**What to do**
In the records below, count each line where the word "this" appears, and reply with that number only.

**The data**

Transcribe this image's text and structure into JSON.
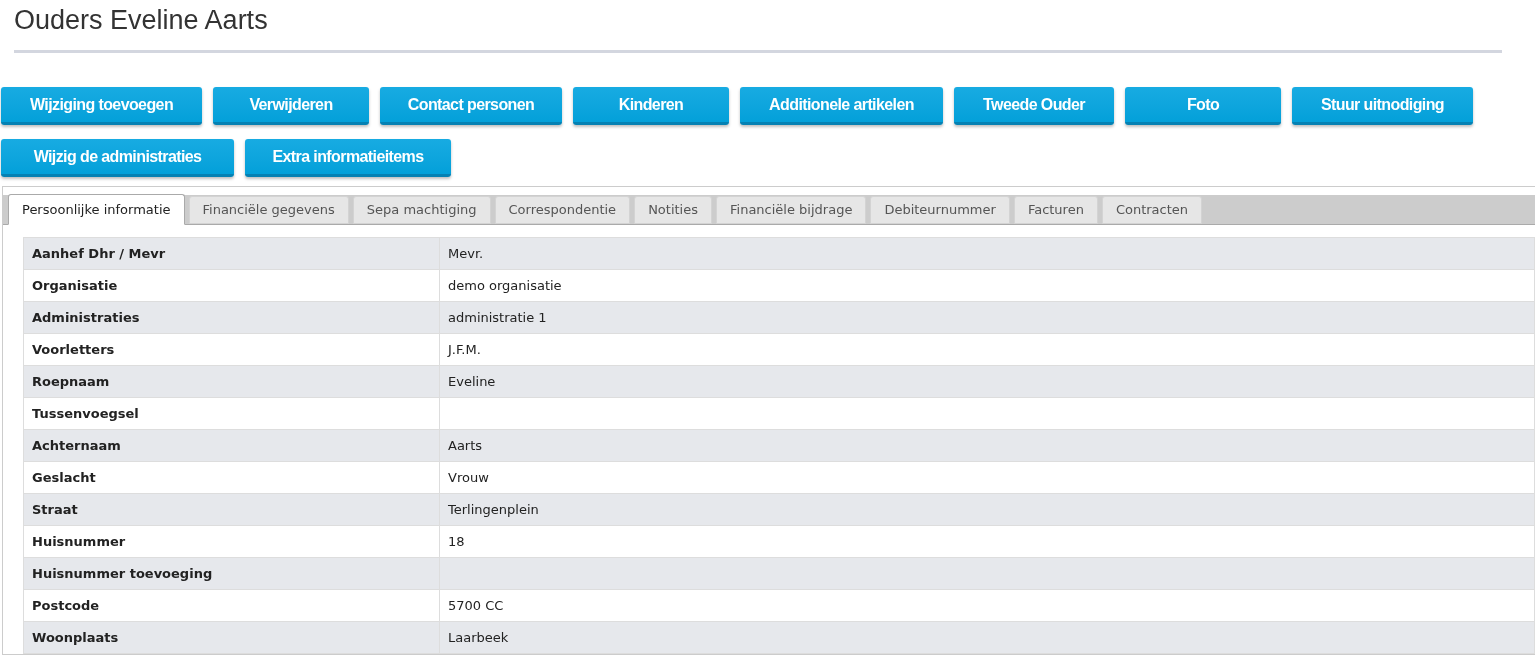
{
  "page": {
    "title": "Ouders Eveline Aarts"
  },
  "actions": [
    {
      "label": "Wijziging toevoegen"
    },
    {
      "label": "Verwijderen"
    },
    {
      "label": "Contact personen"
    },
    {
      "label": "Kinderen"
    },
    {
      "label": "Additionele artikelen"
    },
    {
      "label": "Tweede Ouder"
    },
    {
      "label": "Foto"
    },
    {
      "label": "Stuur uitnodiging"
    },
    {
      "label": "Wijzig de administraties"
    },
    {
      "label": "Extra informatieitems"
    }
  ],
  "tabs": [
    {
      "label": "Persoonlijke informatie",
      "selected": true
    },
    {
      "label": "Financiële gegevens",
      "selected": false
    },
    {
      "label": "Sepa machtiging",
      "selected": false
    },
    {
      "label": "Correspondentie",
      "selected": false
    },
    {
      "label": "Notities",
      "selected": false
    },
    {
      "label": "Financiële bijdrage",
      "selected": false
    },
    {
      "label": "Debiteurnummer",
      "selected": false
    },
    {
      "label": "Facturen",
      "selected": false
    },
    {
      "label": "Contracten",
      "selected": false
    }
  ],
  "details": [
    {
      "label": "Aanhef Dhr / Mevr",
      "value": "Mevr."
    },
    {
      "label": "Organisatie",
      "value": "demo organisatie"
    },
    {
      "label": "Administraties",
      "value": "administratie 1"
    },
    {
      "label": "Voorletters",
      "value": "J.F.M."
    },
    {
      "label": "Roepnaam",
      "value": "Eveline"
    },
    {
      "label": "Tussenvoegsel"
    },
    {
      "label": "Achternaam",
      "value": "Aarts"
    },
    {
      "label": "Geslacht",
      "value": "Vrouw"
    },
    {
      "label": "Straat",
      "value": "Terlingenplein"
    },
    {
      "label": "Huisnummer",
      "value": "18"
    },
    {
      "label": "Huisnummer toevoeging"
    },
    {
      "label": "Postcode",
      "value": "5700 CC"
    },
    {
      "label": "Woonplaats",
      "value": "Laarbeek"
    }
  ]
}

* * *

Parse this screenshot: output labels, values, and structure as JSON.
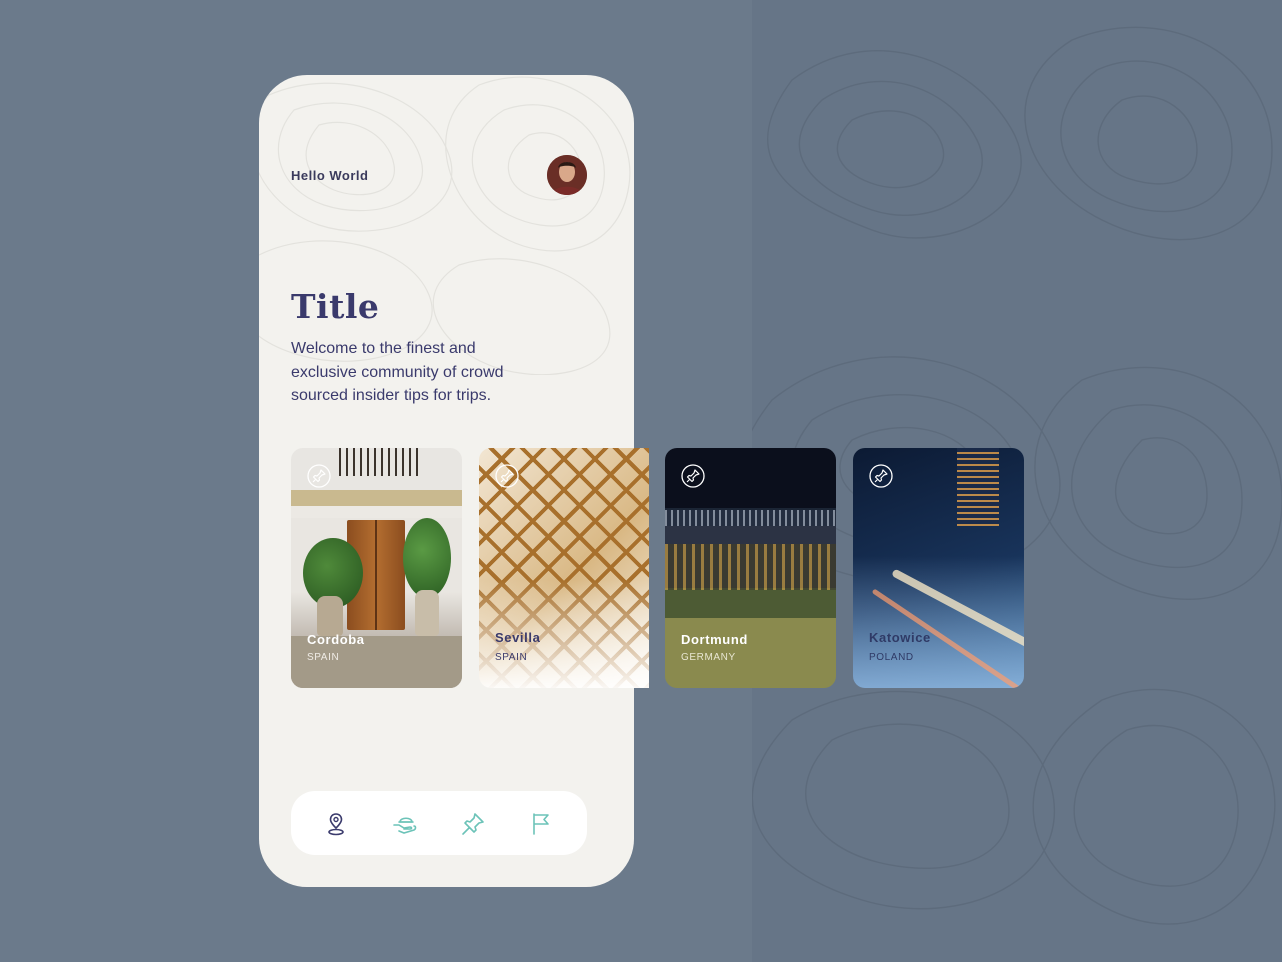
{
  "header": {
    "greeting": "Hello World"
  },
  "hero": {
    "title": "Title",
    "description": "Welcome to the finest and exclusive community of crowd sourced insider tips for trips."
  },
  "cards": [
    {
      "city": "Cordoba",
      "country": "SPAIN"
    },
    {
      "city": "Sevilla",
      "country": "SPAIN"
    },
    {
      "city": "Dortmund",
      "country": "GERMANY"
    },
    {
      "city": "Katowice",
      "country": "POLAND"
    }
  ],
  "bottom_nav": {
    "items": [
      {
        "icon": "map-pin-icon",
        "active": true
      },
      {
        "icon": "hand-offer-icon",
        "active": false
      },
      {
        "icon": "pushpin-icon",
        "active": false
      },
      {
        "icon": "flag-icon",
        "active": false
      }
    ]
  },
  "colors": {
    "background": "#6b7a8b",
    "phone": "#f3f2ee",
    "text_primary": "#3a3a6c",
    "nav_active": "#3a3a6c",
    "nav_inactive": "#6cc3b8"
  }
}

**Output of the task**
2